Some time ago my wife and I went through the drive through at the local Taco Bell. I don’t know if the person making the food was new, mischievous, or just inept but what we ended up getting hardly resembled the burrito we ordered. If I’m member correctly they were pretty rude in giving us the food as well. So I called the 800 number that was printed next to the drive-through window and explain the situation.
They apologized, took our name and address, and send us a free five dollar coupon in the mail. I consider this a nice gesture but when I later tried to use the coupon I discovered it was only good at corporately own taco bells. But the Taco Bell where I had the problem wasn’t corporately owned, so I couldn’t use it locally. We were traveling a lot at the time so I figured it would be easy to use the coupon somewhere else. It turns out that virtually none of the taco bells we encountered while traveling were corporately owned businesses. We eventually gave the coupon to someone else and wished them luck trying to use it.

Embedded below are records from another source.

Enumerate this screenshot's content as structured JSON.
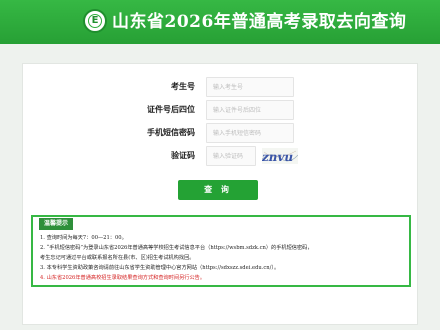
{
  "header": {
    "title": "山东省2026年普通高考录取去向查询",
    "logo_text": "E",
    "logo_icon": "exam-authority-logo-icon"
  },
  "form": {
    "fields": [
      {
        "label": "考生号",
        "placeholder": "输入考生号"
      },
      {
        "label": "证件号后四位",
        "placeholder": "输入证件号后四位"
      },
      {
        "label": "手机短信密码",
        "placeholder": "输入手机短信密码"
      },
      {
        "label": "验证码",
        "placeholder": "输入验证码"
      }
    ],
    "captcha_text": "znvu",
    "submit_label": "查 询"
  },
  "notice": {
    "title": "温馨提示",
    "lines": [
      "1. 查询时间为每天7：00—21：00。",
      "2. “手机短信密码”为登录山东省2026年普通高等学校招生考试信息平台（https://wsbm.sdzk.cn）的手机短信密码，",
      "考生忘记可通过平台或联系报名所在县(市、区)招生考试机构找回。",
      "3. 本专科学生资助政策咨询请前往山东省学生资助管理中心官方网站（https://sdxszz.sdei.edu.cn/）。",
      "4. 山东省2026年普通高校招生录取结果查询方式和查询时间另行公告。"
    ]
  }
}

From a business standpoint, giving us a five dollar coupon was probably more detrimental than simply giving us an apology. Every time I would use the coupon and was denied it reminded me of the original negative experience.

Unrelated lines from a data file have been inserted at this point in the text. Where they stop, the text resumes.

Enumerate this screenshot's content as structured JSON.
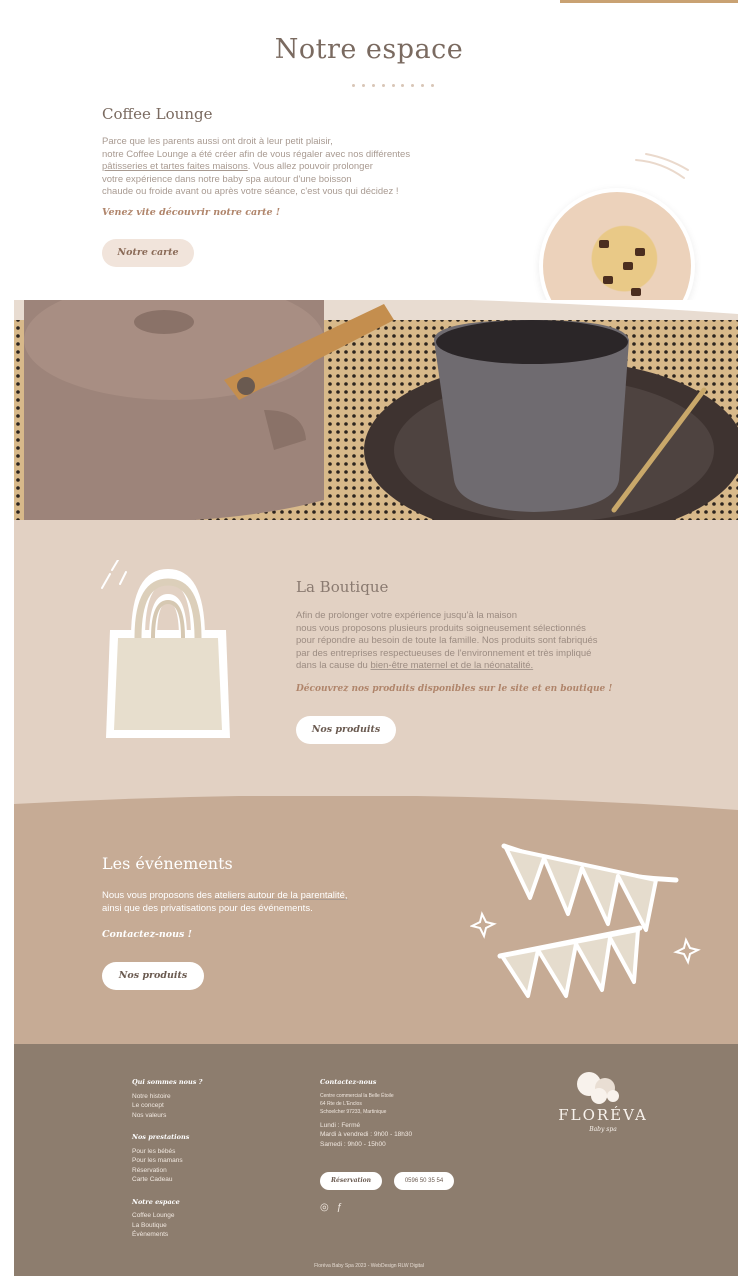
{
  "section": {
    "title": "Notre espace"
  },
  "coffee_lounge": {
    "title": "Coffee Lounge",
    "text_1": "Parce que les parents aussi ont droit à leur petit plaisir,",
    "text_2": "notre Coffee Lounge a été créer afin de vous régaler avec nos différentes",
    "text_3_link": "pâtisseries et tartes faites maisons",
    "text_3_rest": ". Vous allez pouvoir prolonger",
    "text_4": "votre expérience dans notre baby spa autour d'une boisson",
    "text_5": "chaude ou froide avant ou après votre séance, c'est vous qui décidez !",
    "cta": "Venez vite découvrir notre carte !",
    "button": "Notre carte"
  },
  "boutique": {
    "title": "La Boutique",
    "text_1": "Afin de prolonger votre expérience jusqu'à la maison",
    "text_2": "nous vous proposons plusieurs produits soigneusement sélectionnés",
    "text_3": "pour répondre au besoin de toute la famille. Nos produits sont fabriqués",
    "text_4": "par des entreprises respectueuses de l'environnement et très impliqué",
    "text_5_start": "dans la cause du ",
    "text_5_link": "bien-être maternel et de la néonatalité.",
    "cta": "Découvrez nos produits disponibles sur le site et en boutique !",
    "button": "Nos produits"
  },
  "events": {
    "title": "Les événements",
    "text_1_start": "Nous vous proposons des ",
    "text_1_link": "ateliers autour de la parentalité,",
    "text_2": "ainsi que des privatisations pour des événements.",
    "cta": "Contactez-nous !",
    "button": "Nos produits"
  },
  "footer": {
    "about": {
      "heading": "Qui sommes nous ?",
      "items": [
        "Notre histoire",
        "Le concept",
        "Nos valeurs"
      ]
    },
    "services": {
      "heading": "Nos prestations",
      "items": [
        "Pour les bébés",
        "Pour les mamans",
        "Réservation",
        "Carte Cadeau"
      ]
    },
    "space": {
      "heading": "Notre espace",
      "items": [
        "Coffee Lounge",
        "La Boutique",
        "Évènements"
      ]
    },
    "contact": {
      "heading": "Contactez-nous",
      "address_1": "Centre commercial la Belle Étoile",
      "address_2": "64 Rte de L'Enclos",
      "address_3": "Schoelcher 97233, Martinique",
      "hours_1": "Lundi : Fermé",
      "hours_2": "Mardi à vendredi : 9h00 - 18h30",
      "hours_3": "Samedi : 9h00 - 15h00",
      "book_button": "Réservation",
      "phone_button": "0596 50 35 54"
    },
    "logo_name": "FLORÉVA",
    "logo_tagline": "Baby spa",
    "copyright": "Floréva Baby Spa 2023 - WebDesign RLW Digital"
  },
  "icons": [
    "instagram-icon",
    "facebook-icon"
  ],
  "colors": {
    "title": "#7a6a60",
    "accent": "#b0856b",
    "boutique_bg": "#e2d1c3",
    "events_bg": "#c6ab95",
    "footer_bg": "#8d7d6e"
  }
}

The thing that made this stand out so much in my mind was how much it contrasted with another experience I have had. Several years before we were waiting to be seated at a Max and Erma’s in Michigan. Half of the restaurant had empty clean tables, but we were still kept standing for 20 minutes. I wrote them a letter explaining that this was frustrating as a consumer.

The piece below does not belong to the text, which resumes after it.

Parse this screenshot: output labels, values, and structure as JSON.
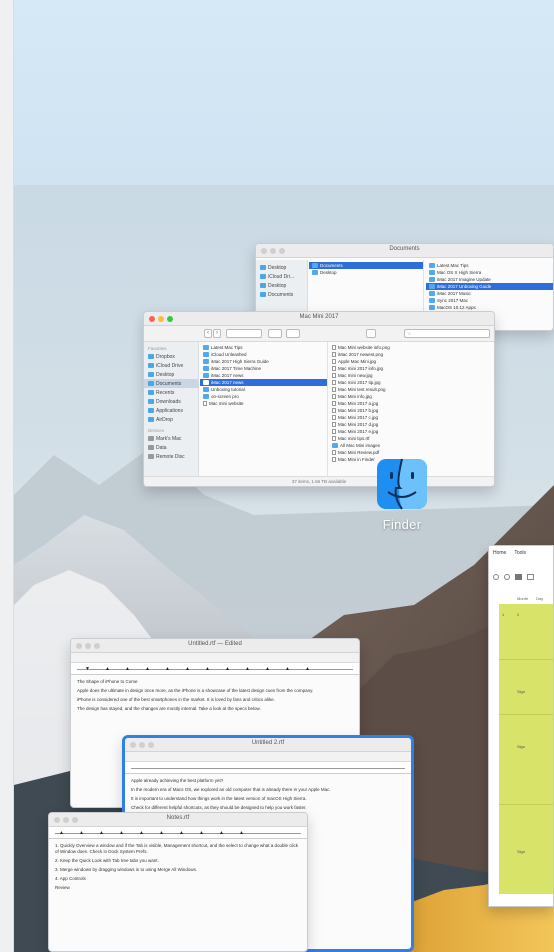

They sent me an apology and a $10 gift certificate to Max and Erma’s. I set the gift certificate aside and did not use it right away. About a month later I got another letter from them further apologizing with another $10 gift certificate. Evidently they were tracking to get certificates to make sure I visited the store again. When I didn’t come in after the first one they sent me another one to try to get me back.
I was impressed with the amount of effort they put into making sure I returned to the customer. If the first experience had upset me so badly that a $10 gift certificate wasn’t sufficient to make me return, they sent out another one in order to get me back.
While there is obviously a limit to how much effort businesses can expend on dealing with unhappy customers. Max and Erma’s business seems to have a very good, low effort system that makes worlds of difference for the consumer.